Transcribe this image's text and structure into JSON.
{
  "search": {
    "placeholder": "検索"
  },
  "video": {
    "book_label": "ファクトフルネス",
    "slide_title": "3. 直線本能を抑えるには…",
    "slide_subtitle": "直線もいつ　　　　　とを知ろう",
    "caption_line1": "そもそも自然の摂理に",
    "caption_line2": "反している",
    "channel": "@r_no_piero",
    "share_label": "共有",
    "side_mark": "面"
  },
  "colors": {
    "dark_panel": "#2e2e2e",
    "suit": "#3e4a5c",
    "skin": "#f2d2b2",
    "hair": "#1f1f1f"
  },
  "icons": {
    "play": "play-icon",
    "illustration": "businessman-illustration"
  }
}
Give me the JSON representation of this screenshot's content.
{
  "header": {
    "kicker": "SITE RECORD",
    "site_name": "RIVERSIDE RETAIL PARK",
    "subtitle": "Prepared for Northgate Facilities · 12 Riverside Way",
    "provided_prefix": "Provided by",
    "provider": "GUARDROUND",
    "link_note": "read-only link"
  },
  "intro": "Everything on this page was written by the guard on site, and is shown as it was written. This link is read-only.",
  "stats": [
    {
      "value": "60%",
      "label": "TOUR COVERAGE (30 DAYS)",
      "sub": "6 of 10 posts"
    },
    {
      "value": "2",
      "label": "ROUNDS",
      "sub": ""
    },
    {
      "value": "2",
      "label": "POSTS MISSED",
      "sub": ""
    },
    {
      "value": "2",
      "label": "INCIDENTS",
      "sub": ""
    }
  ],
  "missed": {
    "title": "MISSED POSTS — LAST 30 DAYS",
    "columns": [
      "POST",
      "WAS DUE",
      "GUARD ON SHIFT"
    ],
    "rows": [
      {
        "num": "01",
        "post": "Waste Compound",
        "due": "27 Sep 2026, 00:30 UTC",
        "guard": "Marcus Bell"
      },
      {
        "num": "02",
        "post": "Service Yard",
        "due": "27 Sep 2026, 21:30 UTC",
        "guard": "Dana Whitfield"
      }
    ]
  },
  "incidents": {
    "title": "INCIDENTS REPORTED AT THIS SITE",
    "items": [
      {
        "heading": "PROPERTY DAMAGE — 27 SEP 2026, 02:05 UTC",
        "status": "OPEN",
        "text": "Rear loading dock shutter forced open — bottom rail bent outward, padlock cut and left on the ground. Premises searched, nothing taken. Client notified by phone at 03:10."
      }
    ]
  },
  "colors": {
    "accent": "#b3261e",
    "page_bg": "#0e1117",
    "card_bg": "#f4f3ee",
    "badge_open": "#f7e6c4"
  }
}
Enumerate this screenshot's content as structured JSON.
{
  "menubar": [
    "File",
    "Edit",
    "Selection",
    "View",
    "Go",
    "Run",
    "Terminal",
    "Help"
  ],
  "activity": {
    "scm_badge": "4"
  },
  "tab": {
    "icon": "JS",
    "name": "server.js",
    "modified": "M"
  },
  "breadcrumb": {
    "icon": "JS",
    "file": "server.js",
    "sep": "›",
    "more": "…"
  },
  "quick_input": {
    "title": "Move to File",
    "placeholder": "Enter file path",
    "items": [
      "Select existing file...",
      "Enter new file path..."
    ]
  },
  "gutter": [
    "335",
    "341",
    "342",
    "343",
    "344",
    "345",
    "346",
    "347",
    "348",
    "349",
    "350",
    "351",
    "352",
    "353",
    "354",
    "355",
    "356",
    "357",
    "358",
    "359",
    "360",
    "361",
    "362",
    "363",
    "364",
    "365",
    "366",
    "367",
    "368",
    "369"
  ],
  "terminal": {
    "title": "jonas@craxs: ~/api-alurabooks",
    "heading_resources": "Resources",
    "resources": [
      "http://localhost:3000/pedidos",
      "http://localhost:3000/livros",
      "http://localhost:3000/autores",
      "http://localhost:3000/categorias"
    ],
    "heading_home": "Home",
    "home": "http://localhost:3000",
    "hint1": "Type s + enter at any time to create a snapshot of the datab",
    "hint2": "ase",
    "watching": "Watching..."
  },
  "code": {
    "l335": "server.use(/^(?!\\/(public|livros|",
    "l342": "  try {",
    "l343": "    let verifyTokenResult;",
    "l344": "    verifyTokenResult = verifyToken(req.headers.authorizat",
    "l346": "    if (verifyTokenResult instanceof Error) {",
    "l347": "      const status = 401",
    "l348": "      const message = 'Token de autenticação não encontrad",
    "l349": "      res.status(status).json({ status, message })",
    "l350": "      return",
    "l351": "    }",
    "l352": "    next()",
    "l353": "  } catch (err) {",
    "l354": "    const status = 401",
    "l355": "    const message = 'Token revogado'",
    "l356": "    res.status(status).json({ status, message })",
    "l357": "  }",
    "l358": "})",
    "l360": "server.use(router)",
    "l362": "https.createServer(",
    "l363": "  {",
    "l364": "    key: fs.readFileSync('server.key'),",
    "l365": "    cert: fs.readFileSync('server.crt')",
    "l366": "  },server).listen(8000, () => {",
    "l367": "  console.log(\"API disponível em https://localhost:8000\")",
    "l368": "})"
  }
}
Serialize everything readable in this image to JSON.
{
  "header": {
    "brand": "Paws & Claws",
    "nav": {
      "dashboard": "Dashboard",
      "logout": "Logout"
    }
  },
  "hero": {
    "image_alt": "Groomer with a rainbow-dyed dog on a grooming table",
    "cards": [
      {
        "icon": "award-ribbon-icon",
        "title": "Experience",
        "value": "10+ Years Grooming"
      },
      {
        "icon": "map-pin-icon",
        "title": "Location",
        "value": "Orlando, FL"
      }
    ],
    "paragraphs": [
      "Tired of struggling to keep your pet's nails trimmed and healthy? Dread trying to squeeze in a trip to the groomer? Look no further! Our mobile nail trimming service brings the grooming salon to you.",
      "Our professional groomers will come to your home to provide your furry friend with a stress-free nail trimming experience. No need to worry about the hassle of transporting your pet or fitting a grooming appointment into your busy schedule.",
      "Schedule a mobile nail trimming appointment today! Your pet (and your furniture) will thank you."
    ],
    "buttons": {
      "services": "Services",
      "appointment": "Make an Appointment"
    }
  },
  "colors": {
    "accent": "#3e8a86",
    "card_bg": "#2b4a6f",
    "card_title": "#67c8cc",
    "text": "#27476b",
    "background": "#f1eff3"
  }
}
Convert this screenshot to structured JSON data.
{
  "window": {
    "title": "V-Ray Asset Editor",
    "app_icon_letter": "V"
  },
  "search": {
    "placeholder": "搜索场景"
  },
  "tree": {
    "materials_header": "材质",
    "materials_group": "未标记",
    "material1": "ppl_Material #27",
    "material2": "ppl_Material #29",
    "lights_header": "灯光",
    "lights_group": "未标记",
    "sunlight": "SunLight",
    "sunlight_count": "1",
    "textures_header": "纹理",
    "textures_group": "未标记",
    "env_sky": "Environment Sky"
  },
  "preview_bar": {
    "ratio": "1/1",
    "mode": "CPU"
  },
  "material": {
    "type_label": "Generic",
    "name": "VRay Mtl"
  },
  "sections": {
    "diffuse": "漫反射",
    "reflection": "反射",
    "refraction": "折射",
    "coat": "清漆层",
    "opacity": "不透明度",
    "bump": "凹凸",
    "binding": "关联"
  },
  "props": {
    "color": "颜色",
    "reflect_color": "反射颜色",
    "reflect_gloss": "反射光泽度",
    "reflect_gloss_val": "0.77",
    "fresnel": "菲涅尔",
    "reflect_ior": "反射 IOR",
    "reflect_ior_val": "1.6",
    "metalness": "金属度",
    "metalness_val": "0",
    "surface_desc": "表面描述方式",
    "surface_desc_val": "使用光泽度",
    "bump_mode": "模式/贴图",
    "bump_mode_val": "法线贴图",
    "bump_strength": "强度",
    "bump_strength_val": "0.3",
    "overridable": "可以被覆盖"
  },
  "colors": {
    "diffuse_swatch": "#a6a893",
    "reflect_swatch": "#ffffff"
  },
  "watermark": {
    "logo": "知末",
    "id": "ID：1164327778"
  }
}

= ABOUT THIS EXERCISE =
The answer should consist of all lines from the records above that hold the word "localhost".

= RESPONSE TO THE TASK =
      "http://localhost:3000/pedidos",
      "http://localhost:3000/livros",
      "http://localhost:3000/autores",
      "http://localhost:3000/categorias"
    "home": "http://localhost:3000",
    "l367": "  console.log(\"API disponível em https://localhost:8000\")",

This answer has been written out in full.